Monday, August 31, 2009

In these great times

"In the beginning was the review copy, and a man received it from the publisher. Then he wrote a review. Then he wrote a book which the publisher accepted and sent on to someone else as a review copy. The man who received it did likewise. This is how modern literature came into being."

"Most critics write critiques which are by the authors they write critiques about. That would not be so bad, but then most authors write works which are by the critics who write critiques about them."

"A poem is good until one knows by whom it is."

"Most writers have no other quality than the reader: taste. But the latter has the better taste, because he does not write--and the best if he does not read."

-- Karl Kraus (1874-1936), tr. by Harry Zohn

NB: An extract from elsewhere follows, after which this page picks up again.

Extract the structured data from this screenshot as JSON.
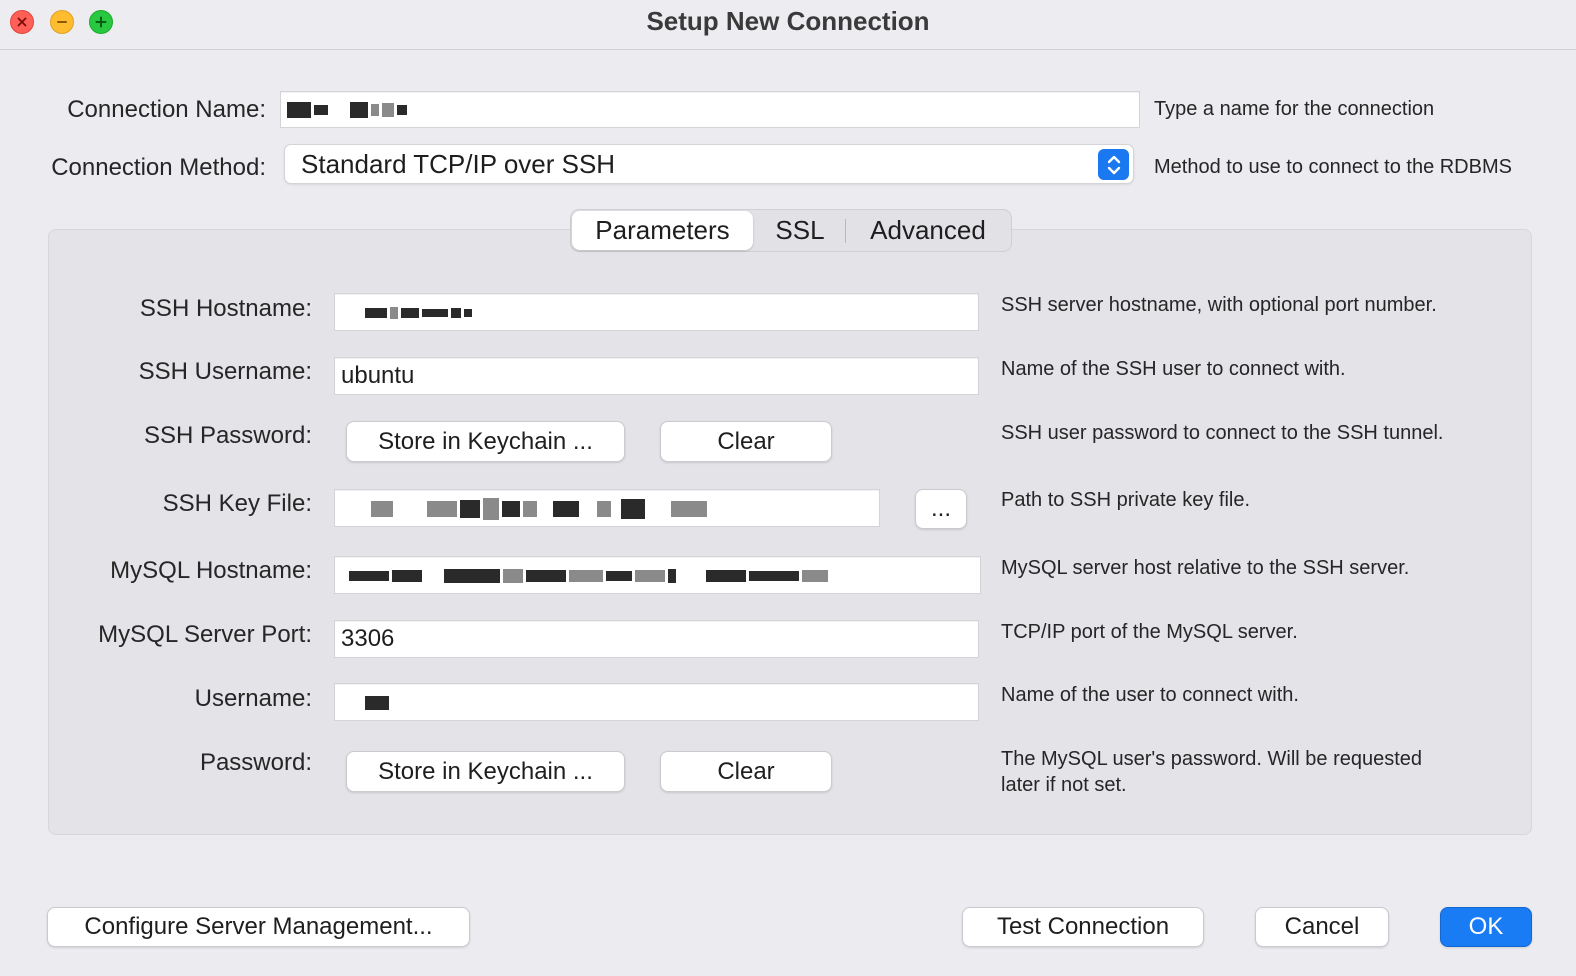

I would argue that any amount of difficulty is justified in a poem: so too is any amount of simplicity, provided, in both cases, the poet is doing something sufficiently interesting and memorable with language. The problem with some accessible poetry is not its accessibility, but that it is verbally uninteresting. And some difficult post-modern poems are dull because they are de-personalised and samey, like Tolstoy's happy families. -- Carol Rumens; full article here

Pictured: Lesley Dill, Dress of Inwardness (2006), inspired by Emily Dickinson

1 comment:

Michael Robbins said...

I'll have whatever Harry Zohn was smoking.

A poem is good until one knows whom it's by.

Oh, look, English!